No matter your opinion on the recent Supreme Court ruling on the Affordable Care Act, changes mandated by that act might affect your finances in the future. Unfortunately, between the talking heads and angry individuals on both sides of the health care debate, it can be rather difficult to figure out exactly how your finances will be affected. Here is a basic breakdown of what the ACA will do for the average American:
Tax on the Uninsured
This is by far the most controversial aspect of the Supreme Court’s recent ruling. According to the court’s decision, Americans will be required to either have or buy health insurance as of 2014. Otherwise, you will pay a tax penalty of:
- 2014 – No more than $285 per family, or $95 for a single adult, or 1% of income, whichever is greater.
- 2015 – No more than $975 per family, or $325 for a single adult, or 2% of income, whichever is greater.
- 2016 – No more than $2,085 per family, or $625 for a single adult, or 2.5% of income, whichever is greater.
There are several exemptions for this penalty, however. There are eight categories of exemptions: “These include individuals who will be exempt for religious reasons — for example, Christian Scientists; incarcerated individuals; undocumented aliens; individuals who can’t afford coverage (i.e., their required contribution would exceed 8 percent of their household income); individuals who will be without coverage for less than three months; other individuals deemed to be in a ‘hardship situation,’ as will be defined eventually by the Secretary of Health and Human Services; individuals with incomes below the federal tax-filing threshold; and members of Indian tribes.”
No Exclusion for Pre-Existing Conditions
As of 2014, it will be illegal for insurance companies to deny or exclude coverage for those individuals who have pre-existing conditions. Children under the age of 19 who currently suffer from a pre-existing condition do not have to wait to apply: as of right now, health insurance plans cannot deny benefits to minors with pre-existing conditions. In addition, there are now national high-risk pools that individuals with pre-existing conditions can join in order to get health insurance sooner than 2014.
This provision of the ACA will make it much less likely that a chronic condition could lead to huge medical bills.
Are You Going to Be Fully Audited if You Don’t Pay Up?
The next big fear is that failure to pay will result in a tax audit. You probably won’t be audited if you don’t pay the penalty. Instead, the IRS will send you a letter letting you know that Uncle Sam wants your money. The law makes it clear that failure to pay the penalty won’t result in criminal charges. Additionally, the government can’t put levies or liens on your property to collect this penalty. Instead, you are likely to be subject to a withholding of future tax refunds. So, if you’re due a refund, and you haven’t paid your penalty for not having health insurance, you might not receive the money, since it will be used to pay what you owe.

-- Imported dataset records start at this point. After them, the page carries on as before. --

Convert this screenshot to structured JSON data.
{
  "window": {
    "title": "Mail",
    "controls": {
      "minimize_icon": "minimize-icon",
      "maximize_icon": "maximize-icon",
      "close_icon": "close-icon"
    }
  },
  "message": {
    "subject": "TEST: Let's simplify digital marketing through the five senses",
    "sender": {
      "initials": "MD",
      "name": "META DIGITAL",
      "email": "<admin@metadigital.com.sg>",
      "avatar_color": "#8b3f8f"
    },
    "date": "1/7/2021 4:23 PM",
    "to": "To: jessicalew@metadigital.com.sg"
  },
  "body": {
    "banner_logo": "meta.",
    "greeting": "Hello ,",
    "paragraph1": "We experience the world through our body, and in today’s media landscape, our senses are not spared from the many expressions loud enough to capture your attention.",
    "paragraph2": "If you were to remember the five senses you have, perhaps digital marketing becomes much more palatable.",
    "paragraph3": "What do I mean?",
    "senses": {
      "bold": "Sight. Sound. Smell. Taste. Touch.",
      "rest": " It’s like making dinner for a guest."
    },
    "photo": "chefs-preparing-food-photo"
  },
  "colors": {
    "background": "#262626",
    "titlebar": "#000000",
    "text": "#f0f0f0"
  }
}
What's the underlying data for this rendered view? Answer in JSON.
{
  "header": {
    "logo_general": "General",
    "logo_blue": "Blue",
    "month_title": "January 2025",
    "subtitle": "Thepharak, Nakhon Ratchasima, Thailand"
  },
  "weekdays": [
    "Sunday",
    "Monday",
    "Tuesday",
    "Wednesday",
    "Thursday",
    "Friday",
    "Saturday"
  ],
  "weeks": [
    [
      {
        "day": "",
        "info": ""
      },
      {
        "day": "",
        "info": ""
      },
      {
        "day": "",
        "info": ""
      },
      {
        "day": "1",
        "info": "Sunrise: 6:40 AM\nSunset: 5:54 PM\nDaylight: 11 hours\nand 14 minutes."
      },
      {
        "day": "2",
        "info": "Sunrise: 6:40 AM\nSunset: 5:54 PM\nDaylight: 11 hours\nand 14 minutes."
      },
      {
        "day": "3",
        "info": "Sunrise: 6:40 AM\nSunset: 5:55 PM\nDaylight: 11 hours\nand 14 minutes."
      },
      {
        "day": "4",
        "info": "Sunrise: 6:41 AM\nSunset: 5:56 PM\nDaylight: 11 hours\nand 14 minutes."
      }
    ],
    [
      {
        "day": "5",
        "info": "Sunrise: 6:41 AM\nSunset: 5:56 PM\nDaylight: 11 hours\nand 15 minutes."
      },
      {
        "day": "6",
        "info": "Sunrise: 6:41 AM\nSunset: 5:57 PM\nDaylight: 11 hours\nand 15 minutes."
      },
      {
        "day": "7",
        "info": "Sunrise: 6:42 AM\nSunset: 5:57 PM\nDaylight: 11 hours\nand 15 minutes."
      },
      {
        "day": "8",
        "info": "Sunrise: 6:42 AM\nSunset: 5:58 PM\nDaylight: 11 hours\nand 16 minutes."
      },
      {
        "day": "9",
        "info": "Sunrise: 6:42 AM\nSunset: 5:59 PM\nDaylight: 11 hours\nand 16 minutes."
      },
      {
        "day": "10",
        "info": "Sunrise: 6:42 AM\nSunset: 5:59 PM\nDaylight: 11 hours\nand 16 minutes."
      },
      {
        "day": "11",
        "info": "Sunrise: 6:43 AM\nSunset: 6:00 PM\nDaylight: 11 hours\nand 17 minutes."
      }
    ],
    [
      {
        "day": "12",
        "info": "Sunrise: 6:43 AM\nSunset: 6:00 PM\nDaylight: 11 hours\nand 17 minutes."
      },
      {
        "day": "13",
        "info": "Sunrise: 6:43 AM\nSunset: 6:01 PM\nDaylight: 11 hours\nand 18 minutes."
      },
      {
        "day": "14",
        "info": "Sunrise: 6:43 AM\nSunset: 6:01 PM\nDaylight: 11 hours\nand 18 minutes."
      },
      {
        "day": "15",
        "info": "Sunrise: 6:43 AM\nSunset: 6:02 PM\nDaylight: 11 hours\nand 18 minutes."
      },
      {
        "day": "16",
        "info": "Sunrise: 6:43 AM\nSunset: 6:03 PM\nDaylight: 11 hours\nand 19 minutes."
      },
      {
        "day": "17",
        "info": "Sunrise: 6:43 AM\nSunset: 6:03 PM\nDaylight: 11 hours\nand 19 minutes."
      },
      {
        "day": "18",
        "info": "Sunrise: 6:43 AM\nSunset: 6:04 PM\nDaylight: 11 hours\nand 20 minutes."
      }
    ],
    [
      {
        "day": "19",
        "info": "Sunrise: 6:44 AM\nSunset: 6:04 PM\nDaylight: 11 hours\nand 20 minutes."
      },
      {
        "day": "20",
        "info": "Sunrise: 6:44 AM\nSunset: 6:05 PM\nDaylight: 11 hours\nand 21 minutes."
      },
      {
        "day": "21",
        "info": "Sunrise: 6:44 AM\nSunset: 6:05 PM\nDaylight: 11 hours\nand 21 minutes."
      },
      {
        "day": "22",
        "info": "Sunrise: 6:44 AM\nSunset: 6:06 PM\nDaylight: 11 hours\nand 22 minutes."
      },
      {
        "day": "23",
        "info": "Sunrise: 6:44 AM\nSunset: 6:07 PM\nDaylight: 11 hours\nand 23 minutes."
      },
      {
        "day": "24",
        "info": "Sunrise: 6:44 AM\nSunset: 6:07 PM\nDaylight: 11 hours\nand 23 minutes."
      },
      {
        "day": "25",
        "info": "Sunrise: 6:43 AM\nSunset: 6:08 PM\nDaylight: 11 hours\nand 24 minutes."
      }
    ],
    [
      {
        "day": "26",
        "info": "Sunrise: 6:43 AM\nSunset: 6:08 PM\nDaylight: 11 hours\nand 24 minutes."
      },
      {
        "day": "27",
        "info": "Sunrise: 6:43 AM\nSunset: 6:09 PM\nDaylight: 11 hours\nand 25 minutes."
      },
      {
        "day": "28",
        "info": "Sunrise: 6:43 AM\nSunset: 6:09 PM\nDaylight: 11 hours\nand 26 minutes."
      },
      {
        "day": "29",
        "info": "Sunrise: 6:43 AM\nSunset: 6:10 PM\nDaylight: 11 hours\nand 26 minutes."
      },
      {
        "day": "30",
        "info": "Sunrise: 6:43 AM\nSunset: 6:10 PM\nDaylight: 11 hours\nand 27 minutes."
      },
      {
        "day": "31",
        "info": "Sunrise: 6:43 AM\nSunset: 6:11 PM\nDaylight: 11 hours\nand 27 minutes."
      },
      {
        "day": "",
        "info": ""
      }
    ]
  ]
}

Effect on the American Economy
It is unlikely that any economist can puzzle out the exact effect this ruling will have on the American economy. However, we do know that the federal government expects to spend over $1 trillion over the next ten years in order to subsidize health care coverage and expand Medicaid eligibility.
It is important to note that some experts expect the new law to reduce the deficit. According to CNN.com, “the nonpartisan Congressional Budget Office estimated that the law could reduce deficits modestly in the first 10 years and then much more significantly in the second decade.”
Part of the reason why it is difficult to determine the overall economic fallout of this decision is because we cannot easily calculate the costs of continuing to have so many Americans remain uninsured.
The Bottom Line
The intention of this law is to make health care affordable for all Americans. While there may be some growing pains as we adjust to the individual mandate and other aspects of the ACA, overall this ruling should help the bottom line of families and individuals.